(Beginning of Information given)

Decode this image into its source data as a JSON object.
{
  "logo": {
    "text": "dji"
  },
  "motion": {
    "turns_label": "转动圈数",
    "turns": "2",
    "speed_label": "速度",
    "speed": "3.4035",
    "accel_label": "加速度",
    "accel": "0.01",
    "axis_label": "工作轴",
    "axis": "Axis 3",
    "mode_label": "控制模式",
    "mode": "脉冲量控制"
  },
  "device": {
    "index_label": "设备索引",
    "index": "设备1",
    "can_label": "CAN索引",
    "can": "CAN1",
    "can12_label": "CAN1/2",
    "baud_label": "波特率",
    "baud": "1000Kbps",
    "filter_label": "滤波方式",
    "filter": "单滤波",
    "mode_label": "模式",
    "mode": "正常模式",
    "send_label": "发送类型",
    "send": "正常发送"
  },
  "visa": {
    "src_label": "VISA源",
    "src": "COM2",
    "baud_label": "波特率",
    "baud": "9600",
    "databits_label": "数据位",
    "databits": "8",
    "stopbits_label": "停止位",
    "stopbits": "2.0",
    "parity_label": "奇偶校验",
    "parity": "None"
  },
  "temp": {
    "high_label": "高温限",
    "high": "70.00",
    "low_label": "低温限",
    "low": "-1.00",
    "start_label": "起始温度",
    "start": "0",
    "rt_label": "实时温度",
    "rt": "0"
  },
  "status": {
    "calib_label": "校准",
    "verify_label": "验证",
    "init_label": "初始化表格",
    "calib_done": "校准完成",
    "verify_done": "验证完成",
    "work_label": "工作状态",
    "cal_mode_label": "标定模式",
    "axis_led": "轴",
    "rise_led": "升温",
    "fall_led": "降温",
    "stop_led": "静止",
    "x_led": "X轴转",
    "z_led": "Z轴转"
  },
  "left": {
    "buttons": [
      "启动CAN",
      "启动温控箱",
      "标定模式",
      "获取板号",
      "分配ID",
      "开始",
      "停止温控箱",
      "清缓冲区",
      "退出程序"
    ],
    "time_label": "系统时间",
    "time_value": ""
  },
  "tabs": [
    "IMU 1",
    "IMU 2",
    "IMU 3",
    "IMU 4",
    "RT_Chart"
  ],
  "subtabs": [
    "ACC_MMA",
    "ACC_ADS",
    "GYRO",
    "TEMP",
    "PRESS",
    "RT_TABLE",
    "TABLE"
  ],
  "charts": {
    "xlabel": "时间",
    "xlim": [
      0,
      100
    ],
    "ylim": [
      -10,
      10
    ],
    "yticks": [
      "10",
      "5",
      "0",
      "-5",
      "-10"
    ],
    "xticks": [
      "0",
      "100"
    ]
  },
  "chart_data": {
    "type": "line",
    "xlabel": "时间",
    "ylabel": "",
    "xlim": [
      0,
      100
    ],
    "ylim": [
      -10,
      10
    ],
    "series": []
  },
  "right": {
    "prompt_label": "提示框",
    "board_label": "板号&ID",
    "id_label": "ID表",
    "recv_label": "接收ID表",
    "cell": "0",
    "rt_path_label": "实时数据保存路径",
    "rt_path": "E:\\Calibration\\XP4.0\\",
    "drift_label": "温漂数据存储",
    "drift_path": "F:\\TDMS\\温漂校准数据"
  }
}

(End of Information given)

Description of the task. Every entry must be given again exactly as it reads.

Written solution.
Decode this image into its source data as a JSON object.
{
  "logo": {
    "text": "dji"
  },
  "motion": {
    "turns_label": "转动圈数",
    "turns": "2",
    "speed_label": "速度",
    "speed": "3.4035",
    "accel_label": "加速度",
    "accel": "0.01",
    "axis_label": "工作轴",
    "axis": "Axis 3",
    "mode_label": "控制模式",
    "mode": "脉冲量控制"
  },
  "device": {
    "index_label": "设备索引",
    "index": "设备1",
    "can_label": "CAN索引",
    "can": "CAN1",
    "can12_label": "CAN1/2",
    "baud_label": "波特率",
    "baud": "1000Kbps",
    "filter_label": "滤波方式",
    "filter": "单滤波",
    "mode_label": "模式",
    "mode": "正常模式",
    "send_label": "发送类型",
    "send": "正常发送"
  },
  "visa": {
    "src_label": "VISA源",
    "src": "COM2",
    "baud_label": "波特率",
    "baud": "9600",
    "databits_label": "数据位",
    "databits": "8",
    "stopbits_label": "停止位",
    "stopbits": "2.0",
    "parity_label": "奇偶校验",
    "parity": "None"
  },
  "temp": {
    "high_label": "高温限",
    "high": "70.00",
    "low_label": "低温限",
    "low": "-1.00",
    "start_label": "起始温度",
    "start": "0",
    "rt_label": "实时温度",
    "rt": "0"
  },
  "status": {
    "calib_label": "校准",
    "verify_label": "验证",
    "init_label": "初始化表格",
    "calib_done": "校准完成",
    "verify_done": "验证完成",
    "work_label": "工作状态",
    "cal_mode_label": "标定模式",
    "axis_led": "轴",
    "rise_led": "升温",
    "fall_led": "降温",
    "stop_led": "静止",
    "x_led": "X轴转",
    "z_led": "Z轴转"
  },
  "left": {
    "buttons": [
      "启动CAN",
      "启动温控箱",
      "标定模式",
      "获取板号",
      "分配ID",
      "开始",
      "停止温控箱",
      "清缓冲区",
      "退出程序"
    ],
    "time_label": "系统时间",
    "time_value": ""
  },
  "tabs": [
    "IMU 1",
    "IMU 2",
    "IMU 3",
    "IMU 4",
    "RT_Chart"
  ],
  "subtabs": [
    "ACC_MMA",
    "ACC_ADS",
    "GYRO",
    "TEMP",
    "PRESS",
    "RT_TABLE",
    "TABLE"
  ],
  "charts": {
    "xlabel": "时间",
    "xlim": [
      0,
      100
    ],
    "ylim": [
      -10,
      10
    ],
    "yticks": [
      "10",
      "5",
      "0",
      "-5",
      "-10"
    ],
    "xticks": [
      "0",
      "100"
    ]
  },
  "chart_data": {
    "type": "line",
    "xlabel": "时间",
    "ylabel": "",
    "xlim": [
      0,
      100
    ],
    "ylim": [
      -10,
      10
    ],
    "series": []
  },
  "right": {
    "prompt_label": "提示框",
    "board_label": "板号&ID",
    "id_label": "ID表",
    "recv_label": "接收ID表",
    "cell": "0",
    "rt_path_label": "实时数据保存路径",
    "rt_path": "E:\\Calibration\\XP4.0\\",
    "drift_label": "温漂数据存储",
    "drift_path": "F:\\TDMS\\温漂校准数据"
  }
}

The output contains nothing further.